2010: The Year of Indecision
America has just lived through the year of leak, whether it was oil in the Gulf of Mexico or the publication of once-secret diplomatic cables. 2010 will go down Australia as the year of indecision. The federal election ended with a hung parliament. Then it took more than two weeks for the trio of regional MPs, the so-called Three Amigos, to make up their mind as to who should emerge the victor. Even the leadership coup against the former prime minister was born of equivocation, since support for him started to fall off most dramatically when he demonstrated political hesitancy and retreated from his commitment to attach a price to carbon. Having called climate change the greatest moral challenge facing the world, Kevin Rudd had second thoughts and decided to delay the introduction of the emissions trading scheme.
Similarly, the Labor government announced a windfall tax on the super profits of the mining companies, and then backed down in the face of a multi-million dollar campaign from the resources sector, led by BHP Billiton and Rio Tinto.
In deciding whether to challenge Kevin Rudd, Julia Gillard apparently agonised over whether to wield the knife. Then she apparently could not decide whether she should appear before the electorate as the "real Julia" or an alternative model dreamt up by her image-makers.
The former Liberal leader Malcolm Turnbull decided to retire from parliament, only to change his mind a few months later.
In state politics, as well, the whiff of indecision was in the air. The Tasmanian state election produced another hung parliament, with the Greens once again holding the balance of power. Polls in Victoria and South Australia were also knife-edge affairs.
In politics, hardly anything was clear-cut. The Greens ended the year in a more powerful position than ever before, with their first elected MP in the House of Representatives, the prospect of holding the balance of power in the Senate and genuine influence over the legislative agenda of the Gillard minority government. However, climate change, the party's signature issue, slipped a long way down the national agenda.
When it came to the economy, the Reserve Bank of Australia could not quite decide on the strength of the recovery, veering between worries about inflationary pressures, a sign of overheating, and slower-than-expected growth. It continued its policy of raising interest rates from their emergency, post-GFC levels, but haltingly and with great caution.
In sport, the Aussie Rules grand final ended in a draw for only the third time in history. The Australian cricket selectors took until the third test in Perth to settle on their best eleven to face England in the Ashes. And they still didn't seem to have a clue as to who should succeed Shane Warne as the team's frontline spinner. Australian athletes equivocated over whether to compete at the Delhi Commonwealth Games, and then ended up at the top of the medal when they got there.

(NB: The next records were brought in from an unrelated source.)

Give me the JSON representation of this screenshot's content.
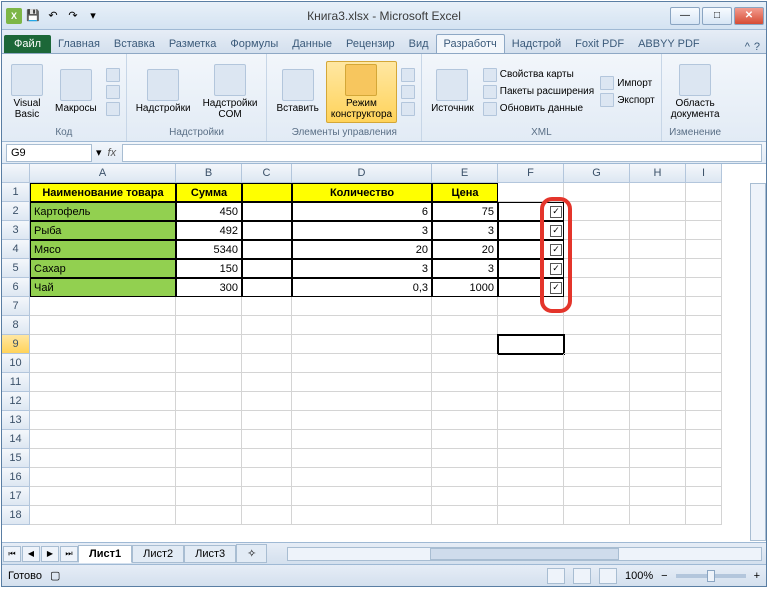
{
  "window": {
    "title": "Книга3.xlsx - Microsoft Excel"
  },
  "qat": {
    "save": "💾",
    "undo": "↶",
    "redo": "↷"
  },
  "tabs": {
    "file": "Файл",
    "items": [
      "Главная",
      "Вставка",
      "Разметка",
      "Формулы",
      "Данные",
      "Рецензир",
      "Вид",
      "Разработч",
      "Надстрой",
      "Foxit PDF",
      "ABBYY PDF"
    ],
    "active_index": 7
  },
  "ribbon": {
    "code": {
      "label": "Код",
      "vb": "Visual\nBasic",
      "macros": "Макросы"
    },
    "addins": {
      "label": "Надстройки",
      "btn1": "Надстройки",
      "btn2": "Надстройки\nCOM"
    },
    "controls": {
      "label": "Элементы управления",
      "insert": "Вставить",
      "design": "Режим\nконструктора"
    },
    "xml": {
      "label": "XML",
      "source": "Источник",
      "l1": "Свойства карты",
      "l2": "Пакеты расширения",
      "l3": "Обновить данные",
      "r1": "Импорт",
      "r2": "Экспорт"
    },
    "change": {
      "label": "Изменение",
      "btn": "Область\nдокумента"
    }
  },
  "namebox": "G9",
  "cols": [
    "",
    "A",
    "B",
    "C",
    "D",
    "E",
    "F",
    "G",
    "H",
    "I"
  ],
  "headers": {
    "name": "Наименование товара",
    "sum": "Сумма",
    "qty": "Количество",
    "price": "Цена"
  },
  "rows": [
    {
      "n": "1"
    },
    {
      "n": "2",
      "name": "Картофель",
      "sum": "450",
      "qty": "6",
      "price": "75",
      "chk": true
    },
    {
      "n": "3",
      "name": "Рыба",
      "sum": "492",
      "qty": "3",
      "price": "3",
      "chk": true
    },
    {
      "n": "4",
      "name": "Мясо",
      "sum": "5340",
      "qty": "20",
      "price": "20",
      "chk": true
    },
    {
      "n": "5",
      "name": "Сахар",
      "sum": "150",
      "qty": "3",
      "price": "3",
      "chk": true
    },
    {
      "n": "6",
      "name": "Чай",
      "sum": "300",
      "qty": "0,3",
      "price": "1000",
      "chk": true
    }
  ],
  "empty_rows": [
    "7",
    "8",
    "9",
    "10",
    "11",
    "12",
    "13",
    "14",
    "15",
    "16",
    "17",
    "18"
  ],
  "selected_row": "9",
  "sheets": {
    "s1": "Лист1",
    "s2": "Лист2",
    "s3": "Лист3"
  },
  "status": {
    "ready": "Готово",
    "zoom": "100%"
  }
}
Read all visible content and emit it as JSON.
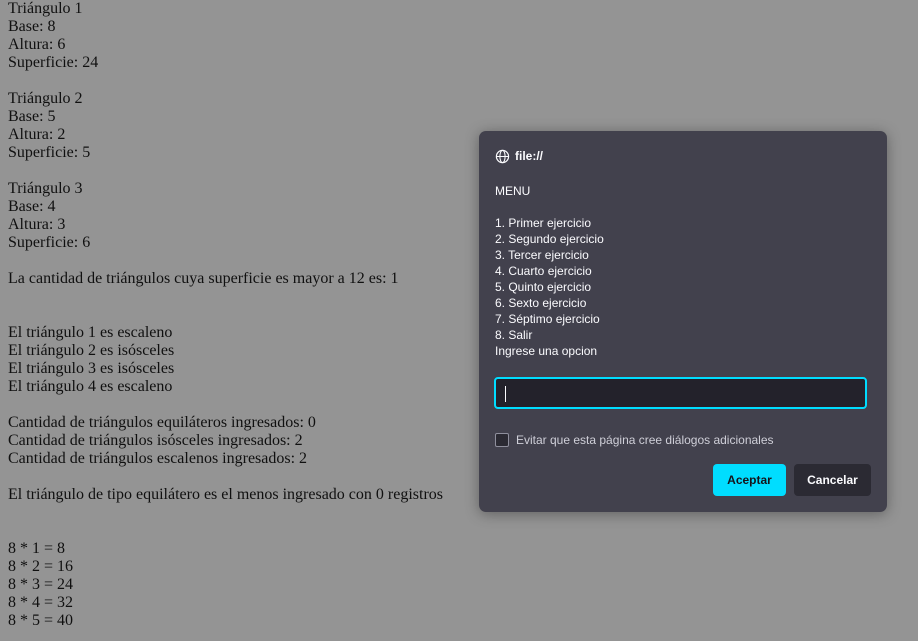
{
  "page": {
    "lines": [
      "Triángulo 1",
      "Base: 8",
      "Altura: 6",
      "Superficie: 24",
      "",
      "Triángulo 2",
      "Base: 5",
      "Altura: 2",
      "Superficie: 5",
      "",
      "Triángulo 3",
      "Base: 4",
      "Altura: 3",
      "Superficie: 6",
      "",
      "La cantidad de triángulos cuya superficie es mayor a 12 es: 1",
      "",
      "",
      "El triángulo 1 es escaleno",
      "El triángulo 2 es isósceles",
      "El triángulo 3 es isósceles",
      "El triángulo 4 es escaleno",
      "",
      "Cantidad de triángulos equiláteros ingresados: 0",
      "Cantidad de triángulos isósceles ingresados: 2",
      "Cantidad de triángulos escalenos ingresados: 2",
      "",
      "El triángulo de tipo equilátero es el menos ingresado con 0 registros",
      "",
      "",
      "8 * 1 = 8",
      "8 * 2 = 16",
      "8 * 3 = 24",
      "8 * 4 = 32",
      "8 * 5 = 40"
    ]
  },
  "dialog": {
    "origin": "file://",
    "origin_icon": "globe-icon",
    "message_lines": [
      "MENU",
      "",
      "1. Primer ejercicio",
      "2. Segundo ejercicio",
      "3. Tercer ejercicio",
      "4. Cuarto ejercicio",
      "5. Quinto ejercicio",
      "6. Sexto ejercicio",
      "7. Séptimo ejercicio",
      "8. Salir",
      "Ingrese una opcion"
    ],
    "input_value": "",
    "checkbox_label": "Evitar que esta página cree diálogos adicionales",
    "checkbox_checked": false,
    "accept_label": "Aceptar",
    "cancel_label": "Cancelar",
    "accent_color": "#00ddff"
  }
}
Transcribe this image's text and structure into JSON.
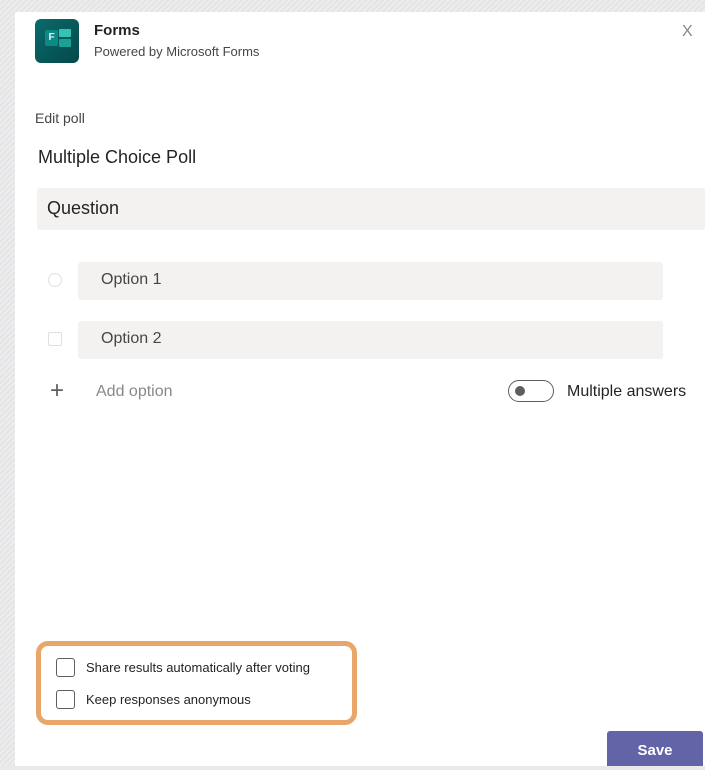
{
  "app": {
    "name": "Forms",
    "subtitle": "Powered by Microsoft Forms"
  },
  "close_icon": "close-icon",
  "close_glyph": "X",
  "section_label": "Edit poll",
  "poll_title": "Multiple Choice Poll",
  "question": {
    "placeholder": "Question"
  },
  "options": [
    {
      "placeholder": "Option 1",
      "marker": "radio"
    },
    {
      "placeholder": "Option 2",
      "marker": "square"
    }
  ],
  "add_option": {
    "icon": "plus-icon",
    "glyph": "+",
    "label": "Add option"
  },
  "multiple_answers": {
    "label": "Multiple answers",
    "enabled": false
  },
  "settings": [
    {
      "label": "Share results automatically after voting",
      "checked": false
    },
    {
      "label": "Keep responses anonymous",
      "checked": false
    }
  ],
  "save_label": "Save",
  "colors": {
    "accent": "#6264a7",
    "highlight": "#e8a66b",
    "app_icon": "#0b6a6b"
  }
}
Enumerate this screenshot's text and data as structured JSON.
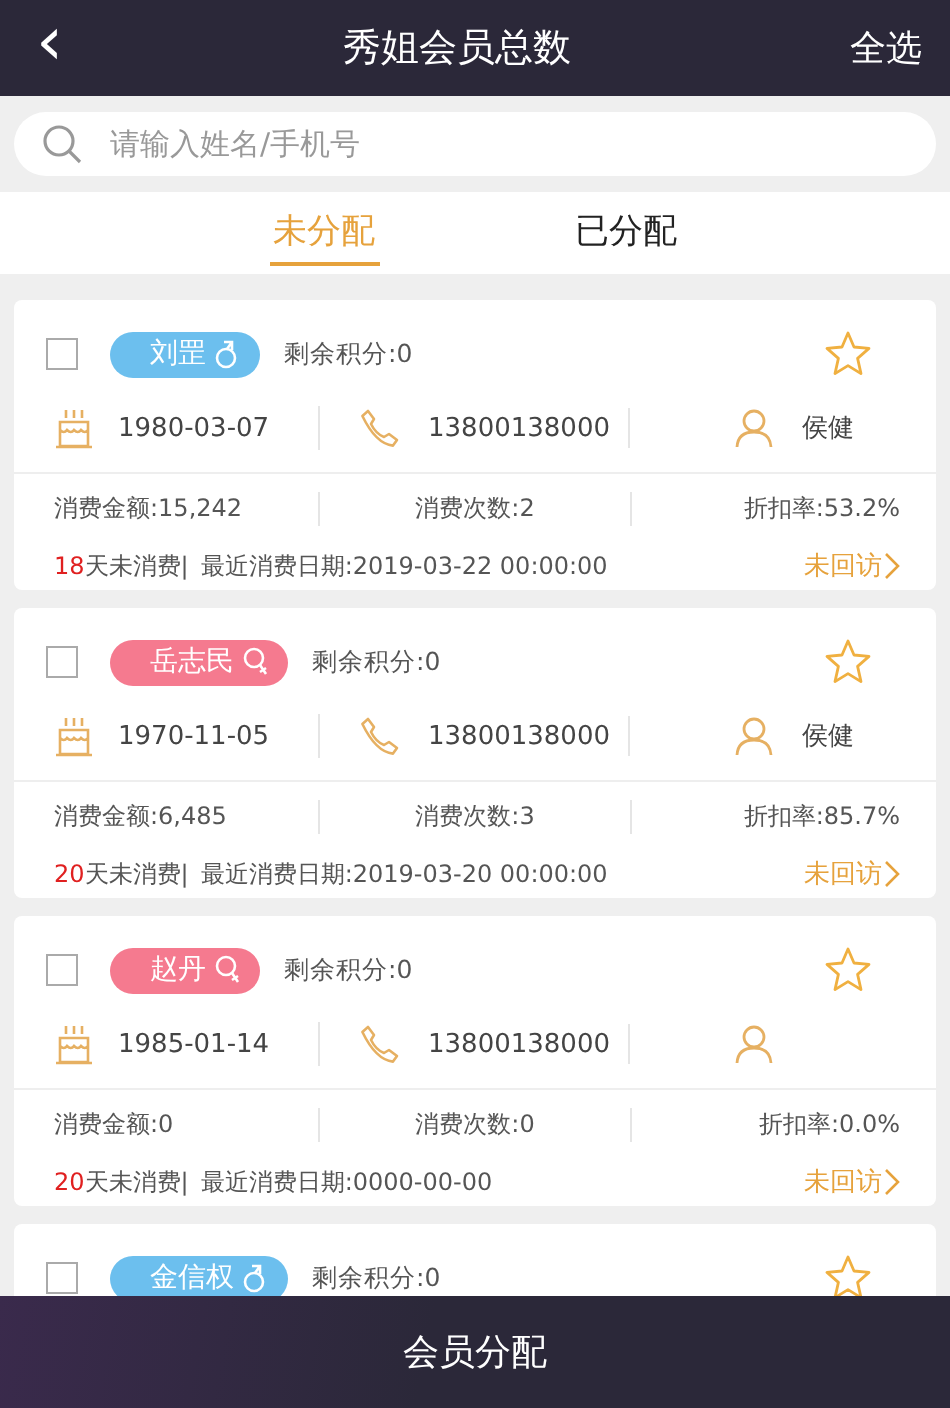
{
  "header": {
    "back": "‹",
    "title": "秀姐会员总数",
    "action": "全选"
  },
  "search": {
    "placeholder": "请输入姓名/手机号"
  },
  "tabs": [
    {
      "label": "未分配",
      "selected": true
    },
    {
      "label": "已分配",
      "selected": false
    }
  ],
  "members": [
    {
      "checked": false,
      "name": "刘罡",
      "kind": "male",
      "points": "剩余积分:0",
      "starred": false,
      "birthday": "1980-03-07",
      "phone": "13800138000",
      "staff": "侯健",
      "amount": "消费金额:15,242",
      "count": "消费次数:2",
      "discount": "折扣率:53.2%",
      "idle_days": "18",
      "idle_suffix": "天未消费|",
      "last_date": "最近消费日期:2019-03-22 00:00:00",
      "visit": "未回访"
    },
    {
      "checked": false,
      "name": "岳志民",
      "kind": "female",
      "points": "剩余积分:0",
      "starred": false,
      "birthday": "1970-11-05",
      "phone": "13800138000",
      "staff": "侯健",
      "amount": "消费金额:6,485",
      "count": "消费次数:3",
      "discount": "折扣率:85.7%",
      "idle_days": "20",
      "idle_suffix": "天未消费|",
      "last_date": "最近消费日期:2019-03-20 00:00:00",
      "visit": "未回访"
    },
    {
      "checked": false,
      "name": "赵丹",
      "kind": "female",
      "points": "剩余积分:0",
      "starred": false,
      "birthday": "1985-01-14",
      "phone": "13800138000",
      "amount": "消费金额:0",
      "count": "消费次数:0",
      "discount": "折扣率:0.0%",
      "idle_days": "20",
      "idle_suffix": "天未消费|",
      "last_date": "最近消费日期:0000-00-00",
      "visit": "未回访"
    },
    {
      "checked": false,
      "name": "金信权",
      "kind": "male",
      "points": "剩余积分:0",
      "starred": false
    }
  ],
  "bottom_button": "会员分配"
}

In national affairs, the Big Dry, Australia's worst drought in a century, finally came to an end. But then farmers were hit by floods in November and December, causing enormous crop damage.
On the diplomatic front, Julia Gillard signalled that she would not be such a consequential figure on the world stage as her predecessors John Howard and Kevin Rudd, and be more of a stay-at-home prime minister.
But Julian Assange, the founder of WikiLeaks and the world's most talked about Australian, filled the gap. When it came to Australians punching above their weight, Assange was the undisputed champion.
Australia got its first saint, Mary MacKillop - to cheers of Aussie Aussie Aussie, Oi, Oi, Oi at the Vatican - but lost its most celebrated singer, Dame Joan Sutherland, La Stupenda.
Some of the major stories of the year happened over the Tasman. There was the Christchurch earthquake in September, which mercifully did not claim any lives. Then, in November, came the Pike River Coal Mine disaster, in which 29 miners lost their lives.
Qantas, the Flying Kangaroo, had another difficult year with the ash cloud in Europe, the temporary grounding of its A380 fleet after an engine explosion outside of Singapore and, most recently, the snowfall in Britain.
In the year that the Melbourne gangster Carl Williams was killed in a high security prison in Victoria, Animal Kingdom, a brilliant movie based on a Melbourne crime family, became the Australian film of the year.
The Sydney Opera House played host to the teenage sailing sensation Jessica Watson after her circumnavigation of the globe, thousands of naked Sydneysiders posing for Spencer Tunick, hundreds of dogs for an open-air concert of canine music, and a bevy of Aussie A-list stars for the arrival of Queen Oprah.
Oprah helped fill a few news pages during her visit in early December, and so, too, did Shane Warne. His reported dalliance with the British actress Elizabeth Hurley was tabloid heaven both here and in Britain. How about that for an Australian punching above his weight?